The Legal Process for Stepparent Rights Termination in California.

Understanding the Legal Framework for Stepparent Rights Termination

Terminating the rights of a stepparent in California is a legal process that is both complex and sensitive. This procedure typically arises in cases where a stepparent wishes to dissolve their relationship with their stepchild, often following a divorce or separation from the biological parent. The termination of stepparent rights can have significant emotional and legal consequences, making it crucial to comprehend the nuances of California law in this area.

Initiating the Termination Process

The process begins with filing a petition for the termination of stepparent rights. This legal document must be filed in the family court of the county where the child resides. The petition should outline the reasons for seeking termination, which could range from the dissolution of marriage to allegations of harm or neglect.

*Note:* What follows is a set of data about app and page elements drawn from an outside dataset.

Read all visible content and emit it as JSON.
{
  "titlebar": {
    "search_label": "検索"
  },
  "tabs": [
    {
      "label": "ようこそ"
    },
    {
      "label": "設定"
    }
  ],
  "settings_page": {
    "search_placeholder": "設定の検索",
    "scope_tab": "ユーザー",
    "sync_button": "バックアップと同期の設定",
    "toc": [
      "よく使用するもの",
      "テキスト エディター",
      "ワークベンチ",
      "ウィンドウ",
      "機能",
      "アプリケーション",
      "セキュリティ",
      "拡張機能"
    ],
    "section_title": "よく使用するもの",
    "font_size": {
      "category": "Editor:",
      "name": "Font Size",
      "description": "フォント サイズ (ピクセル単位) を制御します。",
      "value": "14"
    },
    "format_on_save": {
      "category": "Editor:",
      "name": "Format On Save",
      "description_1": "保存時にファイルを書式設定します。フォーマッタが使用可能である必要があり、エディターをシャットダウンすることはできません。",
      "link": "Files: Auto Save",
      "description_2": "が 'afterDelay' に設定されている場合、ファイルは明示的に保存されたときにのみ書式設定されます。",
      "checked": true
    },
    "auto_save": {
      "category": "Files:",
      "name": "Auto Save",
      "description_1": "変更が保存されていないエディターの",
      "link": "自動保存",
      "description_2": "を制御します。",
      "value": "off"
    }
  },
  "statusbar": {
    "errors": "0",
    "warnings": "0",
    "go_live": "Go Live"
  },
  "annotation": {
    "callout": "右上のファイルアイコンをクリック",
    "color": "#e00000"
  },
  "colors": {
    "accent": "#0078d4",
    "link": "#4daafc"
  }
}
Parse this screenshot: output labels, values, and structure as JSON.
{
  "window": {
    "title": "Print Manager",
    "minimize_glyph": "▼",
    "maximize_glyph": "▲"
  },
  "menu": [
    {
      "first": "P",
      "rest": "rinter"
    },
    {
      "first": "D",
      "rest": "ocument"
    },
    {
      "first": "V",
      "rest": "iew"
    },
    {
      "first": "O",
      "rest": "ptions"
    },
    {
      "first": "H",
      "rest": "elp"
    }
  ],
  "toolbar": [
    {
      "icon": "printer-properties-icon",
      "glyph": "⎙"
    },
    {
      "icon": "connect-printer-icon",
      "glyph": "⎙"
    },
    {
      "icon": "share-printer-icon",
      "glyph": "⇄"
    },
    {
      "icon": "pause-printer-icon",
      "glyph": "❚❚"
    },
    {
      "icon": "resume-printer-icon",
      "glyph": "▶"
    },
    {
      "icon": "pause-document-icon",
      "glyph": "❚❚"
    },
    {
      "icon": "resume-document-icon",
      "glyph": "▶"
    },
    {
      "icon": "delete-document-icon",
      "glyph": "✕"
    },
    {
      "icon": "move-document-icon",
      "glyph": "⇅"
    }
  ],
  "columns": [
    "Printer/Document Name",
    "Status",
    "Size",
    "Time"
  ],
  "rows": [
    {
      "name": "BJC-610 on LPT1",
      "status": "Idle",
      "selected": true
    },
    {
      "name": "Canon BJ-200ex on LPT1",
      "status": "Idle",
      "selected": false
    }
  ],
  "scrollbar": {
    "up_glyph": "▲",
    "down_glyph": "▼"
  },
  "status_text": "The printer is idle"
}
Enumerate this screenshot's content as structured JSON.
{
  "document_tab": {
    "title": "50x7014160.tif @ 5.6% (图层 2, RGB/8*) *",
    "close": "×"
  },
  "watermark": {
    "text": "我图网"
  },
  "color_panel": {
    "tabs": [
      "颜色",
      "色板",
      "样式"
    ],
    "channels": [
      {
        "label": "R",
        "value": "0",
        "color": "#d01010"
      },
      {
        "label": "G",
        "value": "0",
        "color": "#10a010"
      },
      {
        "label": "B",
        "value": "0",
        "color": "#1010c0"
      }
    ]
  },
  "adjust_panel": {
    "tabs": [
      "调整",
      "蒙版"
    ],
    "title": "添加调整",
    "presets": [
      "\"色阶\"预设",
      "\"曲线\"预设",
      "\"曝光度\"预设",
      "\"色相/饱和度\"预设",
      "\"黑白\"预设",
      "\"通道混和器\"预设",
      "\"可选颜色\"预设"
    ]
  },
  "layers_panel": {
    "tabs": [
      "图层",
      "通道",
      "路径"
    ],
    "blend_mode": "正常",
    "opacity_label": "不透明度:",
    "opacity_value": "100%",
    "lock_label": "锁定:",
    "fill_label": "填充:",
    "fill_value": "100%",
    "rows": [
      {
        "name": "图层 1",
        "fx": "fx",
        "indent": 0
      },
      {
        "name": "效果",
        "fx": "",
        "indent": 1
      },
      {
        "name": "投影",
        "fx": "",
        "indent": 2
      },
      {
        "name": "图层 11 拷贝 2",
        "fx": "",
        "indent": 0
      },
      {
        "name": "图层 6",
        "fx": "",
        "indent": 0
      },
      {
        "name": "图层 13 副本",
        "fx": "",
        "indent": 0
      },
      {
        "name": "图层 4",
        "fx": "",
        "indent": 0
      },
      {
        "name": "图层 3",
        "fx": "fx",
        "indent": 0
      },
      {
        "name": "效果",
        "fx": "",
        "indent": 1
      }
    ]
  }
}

Notifying Involved Parties

Once the petition is filed, California law requires that all parties with a legal interest in the child's welfare be notified. This includes the biological parents and, in some cases, the child themselves if they are of a sufficient age to understand the proceedings.

Evaluating Child's Best Interest

A core tenet of family law in California is that decisions regarding children must prioritize their best interests. When considering the termination of stepparent rights, a court will evaluate factors such as the emotional bonds between the child and stepparent, the stability offered by the stepparent's involvement, and any potential harm that continuing or severing this relationship might entail.

The Role of Consent

In many instances, terminating stepparent rights requires the consent of both biological parents unless there are grounds to bypass this requirement, such as abandonment or unfitness due to substance abuse or criminal conduct.

Court Hearing and Final Judgment

A hearing will be held where evidence and testimonies can be presented by all parties. The judge will then make a determination based on all presented information. If the court decides in favor of termination, it will issue an order legally ending the stepparent's rights and responsibilities towards the child.

Historical References and Examples

Throughout history, courts have grappled with complex family dynamics when determining parental rights. For example, in re Marriage of Harris (2004), a California court considered various factors including length of marriage and quality of relationship before deciding on the termination of parental rights. Cases like these illustrate how each situation is evaluated on its unique circumstances.

Conclusion

The legal process for terminating stepparent rights in California is comprehensive and designed to protect all parties' interests, especially those of the child. It requires careful navigation through legal documentation, notification procedures, and potentially contentious court proceedings. Individuals considering this step should seek qualified legal advice to ensure they understand their rights and responsibilities throughout this challenging process.